__WHAT THE TASK REQUIRES__
The answer must consist of every line below that holds the word "rest".
>>>>
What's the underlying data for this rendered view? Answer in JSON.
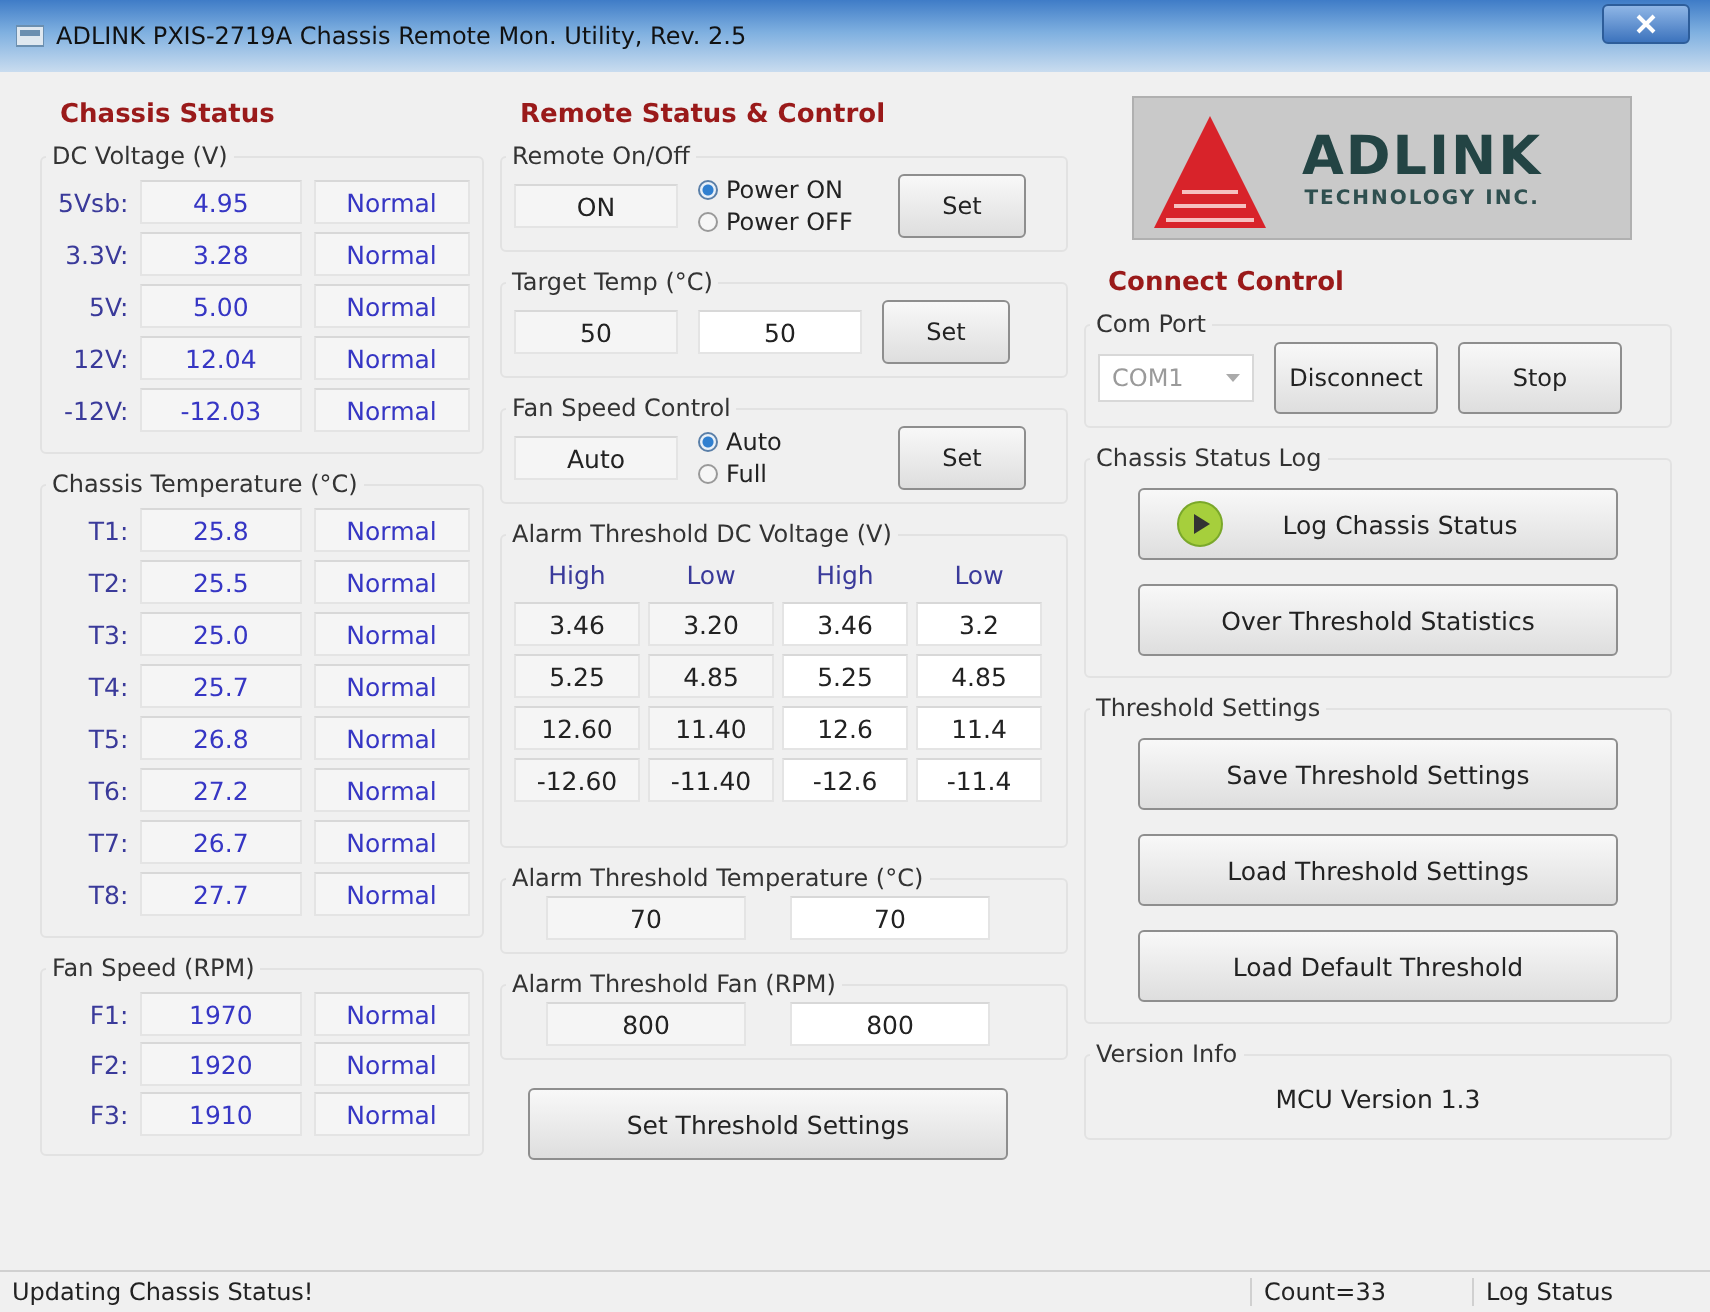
{
  "window": {
    "title": "ADLINK PXIS-2719A Chassis Remote Mon. Utility, Rev. 2.5"
  },
  "chassis_status": {
    "heading": "Chassis Status",
    "groups": [
      {
        "title": "DC Voltage (V)",
        "rows": [
          {
            "label": "5Vsb:",
            "value": "4.95",
            "status": "Normal"
          },
          {
            "label": "3.3V:",
            "value": "3.28",
            "status": "Normal"
          },
          {
            "label": "5V:",
            "value": "5.00",
            "status": "Normal"
          },
          {
            "label": "12V:",
            "value": "12.04",
            "status": "Normal"
          },
          {
            "label": "-12V:",
            "value": "-12.03",
            "status": "Normal"
          }
        ]
      },
      {
        "title": "Chassis Temperature (°C)",
        "rows": [
          {
            "label": "T1:",
            "value": "25.8",
            "status": "Normal"
          },
          {
            "label": "T2:",
            "value": "25.5",
            "status": "Normal"
          },
          {
            "label": "T3:",
            "value": "25.0",
            "status": "Normal"
          },
          {
            "label": "T4:",
            "value": "25.7",
            "status": "Normal"
          },
          {
            "label": "T5:",
            "value": "26.8",
            "status": "Normal"
          },
          {
            "label": "T6:",
            "value": "27.2",
            "status": "Normal"
          },
          {
            "label": "T7:",
            "value": "26.7",
            "status": "Normal"
          },
          {
            "label": "T8:",
            "value": "27.7",
            "status": "Normal"
          }
        ]
      },
      {
        "title": "Fan Speed (RPM)",
        "rows": [
          {
            "label": "F1:",
            "value": "1970",
            "status": "Normal"
          },
          {
            "label": "F2:",
            "value": "1920",
            "status": "Normal"
          },
          {
            "label": "F3:",
            "value": "1910",
            "status": "Normal"
          }
        ]
      }
    ]
  },
  "remote": {
    "heading": "Remote Status & Control",
    "on_off": {
      "title": "Remote On/Off",
      "value": "ON",
      "options": [
        {
          "label": "Power ON",
          "selected": true
        },
        {
          "label": "Power OFF",
          "selected": false
        }
      ],
      "button": "Set"
    },
    "target_temp": {
      "title": "Target Temp (°C)",
      "current": "50",
      "input": "50",
      "button": "Set"
    },
    "fan_control": {
      "title": "Fan Speed Control",
      "value": "Auto",
      "options": [
        {
          "label": "Auto",
          "selected": true
        },
        {
          "label": "Full",
          "selected": false
        }
      ],
      "button": "Set"
    },
    "alarm_dc": {
      "title": "Alarm Threshold DC Voltage (V)",
      "columns": [
        "High",
        "Low",
        "High",
        "Low"
      ],
      "rows": [
        [
          "3.46",
          "3.20",
          "3.46",
          "3.2"
        ],
        [
          "5.25",
          "4.85",
          "5.25",
          "4.85"
        ],
        [
          "12.60",
          "11.40",
          "12.6",
          "11.4"
        ],
        [
          "-12.60",
          "-11.40",
          "-12.6",
          "-11.4"
        ]
      ]
    },
    "alarm_temp": {
      "title": "Alarm Threshold Temperature (°C)",
      "current": "70",
      "input": "70"
    },
    "alarm_fan": {
      "title": "Alarm Threshold Fan (RPM)",
      "current": "800",
      "input": "800"
    },
    "set_button": "Set Threshold Settings"
  },
  "logo": {
    "name": "ADLINK",
    "tagline": "TECHNOLOGY INC."
  },
  "connect": {
    "heading": "Connect Control",
    "com_port": {
      "title": "Com Port",
      "value": "COM1",
      "disabled": true,
      "buttons": [
        "Disconnect",
        "Stop"
      ]
    },
    "log": {
      "title": "Chassis Status Log",
      "buttons": [
        {
          "label": "Log Chassis Status",
          "kind": "play"
        },
        {
          "label": "Over Threshold Statistics",
          "kind": "plain"
        }
      ]
    },
    "threshold": {
      "title": "Threshold Settings",
      "buttons": [
        "Save Threshold Settings",
        "Load Threshold Settings",
        "Load Default Threshold"
      ]
    },
    "version": {
      "title": "Version Info",
      "text": "MCU Version 1.3"
    }
  },
  "status_bar": [
    "Updating Chassis Status!",
    "Count=33",
    "Log Status"
  ]
}
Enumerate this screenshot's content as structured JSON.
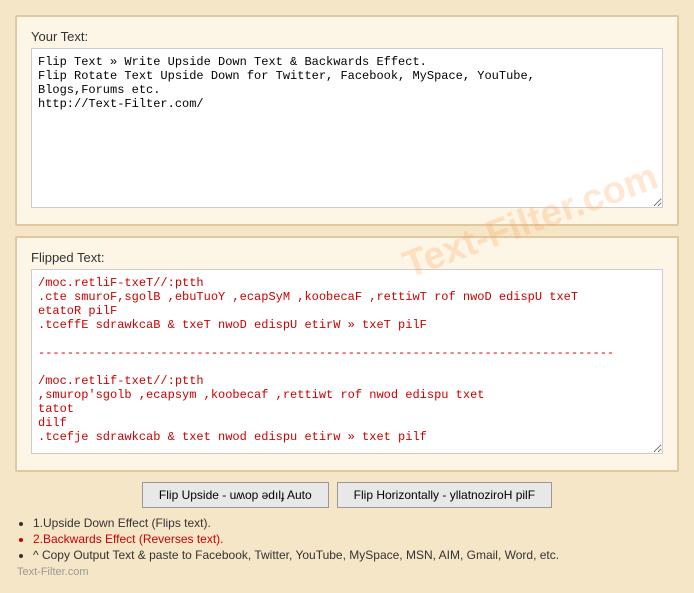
{
  "watermark": "Text-Filter.com",
  "your_text": {
    "label": "Your Text:",
    "value": "Flip Text » Write Upside Down Text & Backwards Effect.\nFlip Rotate Text Upside Down for Twitter, Facebook, MySpace, YouTube,\nBlogs,Forums etc.\nhttp://Text-Filter.com/"
  },
  "flipped_text": {
    "label": "Flipped Text:",
    "value": "/moc.retliF-txeT//:ptth\n.cte smuroF,sgolB ,ebuTuoY ,ecapSyM ,koobecaF ,rettiwT rof nwoD edispU txeT\netatoR pilF\n.tceffE sdrawkcaB & txeT nwoD edispU etirW » txeT pilF\n\n--------------------------------------------------------------------------------\n\n/moc.retlif-txet//:ptth\n,smurop'sgolb ,ecapsym ,koobecaf ,rettiwt rof nwod edispu txet\ntatot\ndilf\n.tcefje sdrawkcab & txet nwod edispu etirw » txet pilf"
  },
  "buttons": {
    "flip_upside": "Flip Upside - uʍop ǝdılɟ Auto",
    "flip_horizontal": "Flip Horizontally - yllatnoziroH pilF"
  },
  "notes": {
    "items": [
      {
        "text": "1.Upside Down Effect (Flips text).",
        "style": "normal"
      },
      {
        "text": "2.Backwards Effect (Reverses text).",
        "style": "red"
      },
      {
        "text": "^ Copy Output Text & paste to Facebook, Twitter, YouTube, MySpace, MSN, AIM, Gmail, Word, etc.",
        "style": "normal"
      }
    ],
    "footer": "Text-Filter.com"
  }
}
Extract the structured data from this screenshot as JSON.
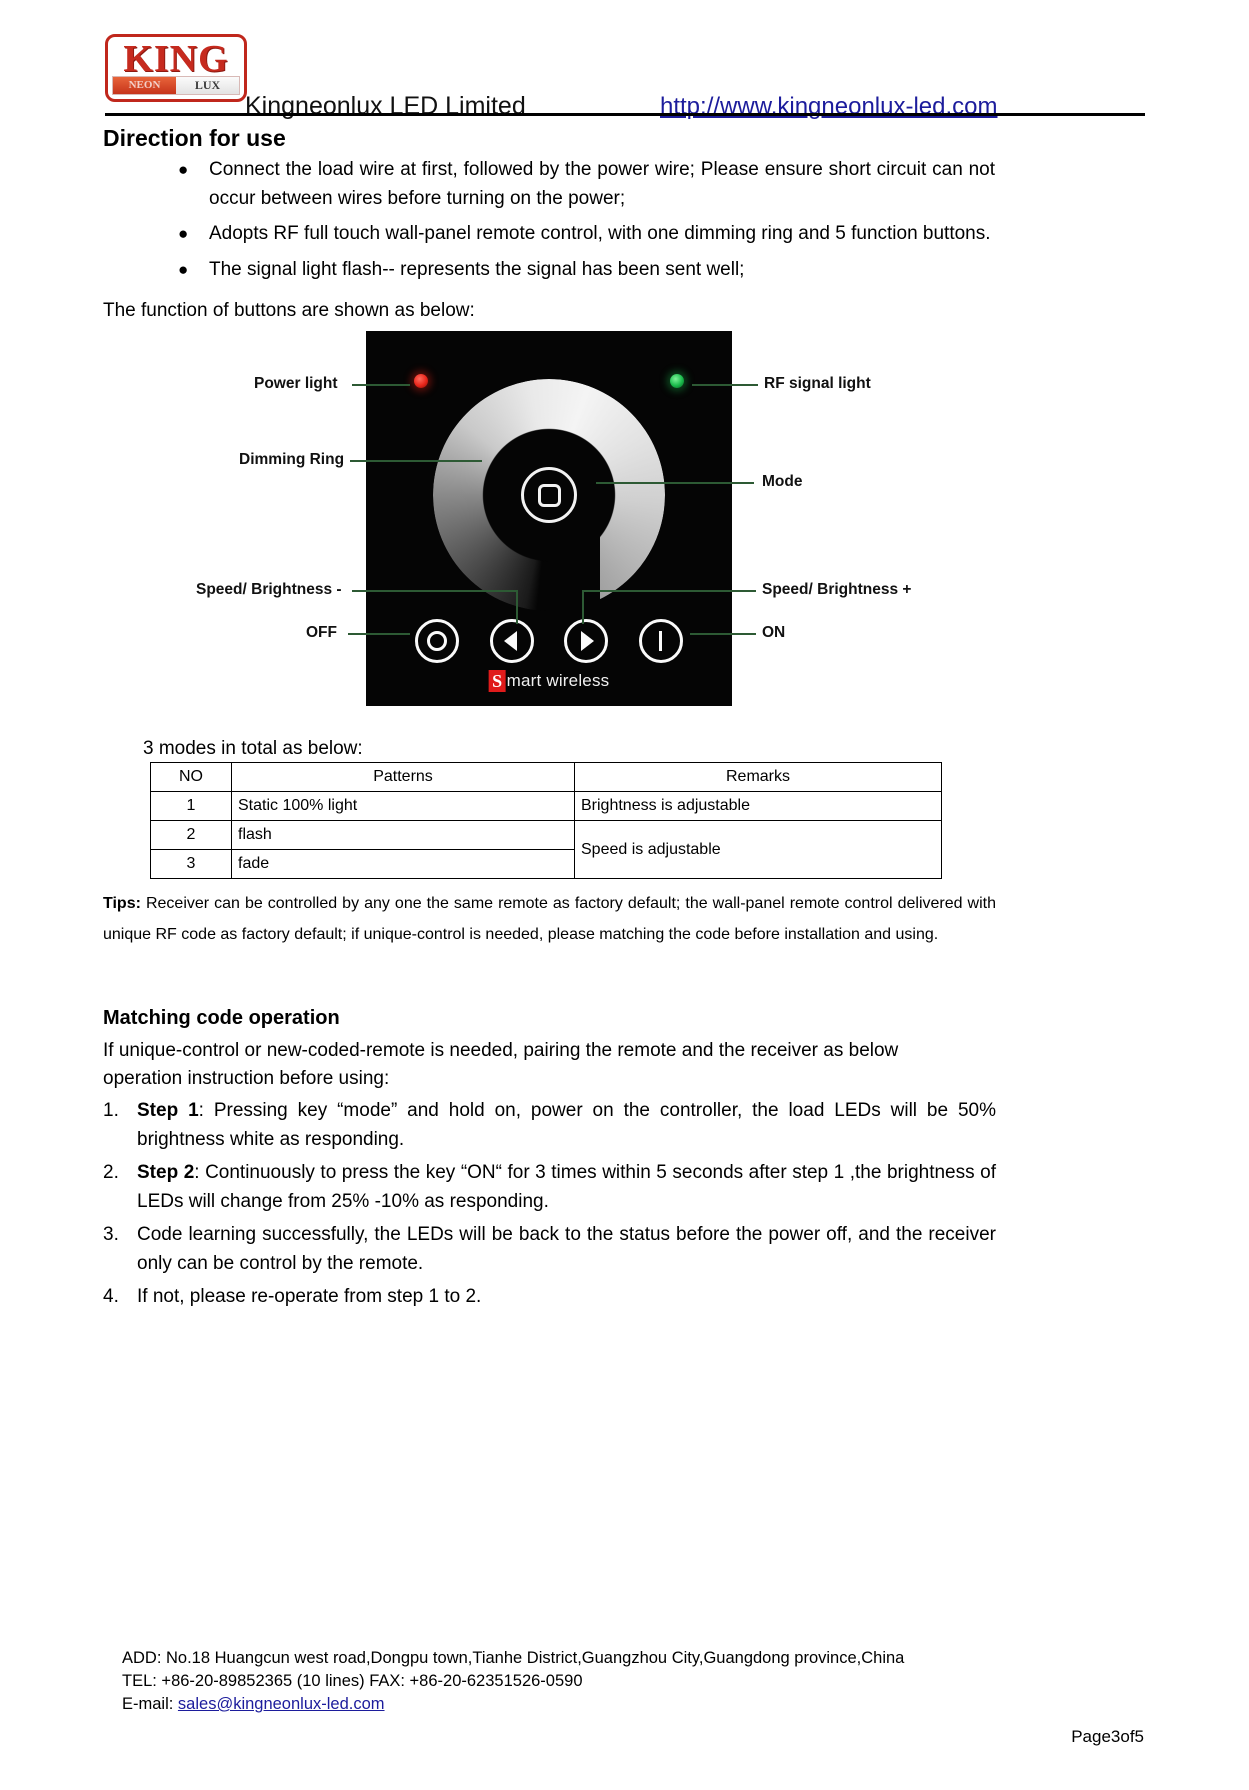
{
  "header": {
    "logo": {
      "main": "KING",
      "left_tag": "NEON",
      "right_tag": "LUX"
    },
    "company": "Kingneonlux LED Limited",
    "url": "http://www.kingneonlux-led.com"
  },
  "direction": {
    "title": "Direction for use",
    "bullets": [
      "Connect the load wire at first, followed by the power wire; Please ensure short circuit can not occur between wires before turning on the power;",
      "Adopts RF full touch wall-panel remote control, with one dimming ring and 5 function buttons.",
      "The signal light flash-- represents the signal has been sent well;"
    ],
    "bullet_glyph": "●",
    "function_line": "The function of buttons are shown as below:"
  },
  "device": {
    "brand_s": "S",
    "brand_text": "mart wireless",
    "callouts": {
      "power_light": "Power light",
      "rf_signal_light": "RF signal light",
      "dimming_ring": "Dimming Ring",
      "mode": "Mode",
      "speed_brightness_minus": "Speed/ Brightness -",
      "speed_brightness_plus": "Speed/ Brightness +",
      "off": "OFF",
      "on": "ON"
    },
    "colors": {
      "power_led": "#e8251a",
      "rf_led": "#19b94a",
      "leader_line": "#2d5a34",
      "panel_bg": "#050505"
    }
  },
  "modes": {
    "caption": "3 modes in total as below:",
    "columns": [
      "NO",
      "Patterns",
      "Remarks"
    ],
    "rows": [
      {
        "no": "1",
        "pattern": "Static 100% light",
        "remark": "Brightness is adjustable"
      },
      {
        "no": "2",
        "pattern": "flash",
        "remark": "Speed is adjustable"
      },
      {
        "no": "3",
        "pattern": "fade",
        "remark": ""
      }
    ]
  },
  "tips": {
    "label": "Tips:",
    "body": " Receiver can be controlled by any one the same remote as factory default; the wall-panel remote control delivered with unique RF code as factory default; if unique-control is needed, please matching the code before installation and using."
  },
  "matching": {
    "title": "Matching code operation",
    "intro_line1": "If unique-control or new-coded-remote is needed, pairing the remote and the receiver as below",
    "intro_line2": "operation instruction before using:",
    "steps": [
      {
        "num": "1.",
        "bold": "Step 1",
        "rest": ": Pressing key “mode” and hold on, power on the controller, the load LEDs will be 50% brightness white as responding."
      },
      {
        "num": "2.",
        "bold": "Step 2",
        "rest": ": Continuously to press the key “ON“ for 3 times within 5 seconds after step 1 ,the brightness of LEDs will change from 25% -10% as responding."
      },
      {
        "num": "3.",
        "bold": "",
        "rest": "Code learning successfully, the LEDs will be back to the status before the power off, and the receiver only can be control by the remote."
      },
      {
        "num": "4.",
        "bold": "",
        "rest": "If not, please re-operate from step 1 to 2."
      }
    ]
  },
  "footer": {
    "address": "ADD: No.18 Huangcun west road,Dongpu town,Tianhe District,Guangzhou City,Guangdong province,China",
    "phone": "TEL: +86-20-89852365 (10 lines) FAX: +86-20-62351526-0590",
    "email_label": "E-mail: ",
    "email": "sales@kingneonlux-led.com",
    "page": "Page3of5"
  }
}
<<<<
__RESPONSE FOR THIS EXERCISE__
        "rest": ": Pressing key “mode” and hold on, power on the controller, the load LEDs will be 50% brightness white as responding."
        "rest": ": Continuously to press the key “ON“ for 3 times within 5 seconds after step 1 ,the brightness of LEDs will change from 25% -10% as responding."
        "rest": "Code learning successfully, the LEDs will be back to the status before the power off, and the receiver only can be control by the remote."
        "rest": "If not, please re-operate from step 1 to 2."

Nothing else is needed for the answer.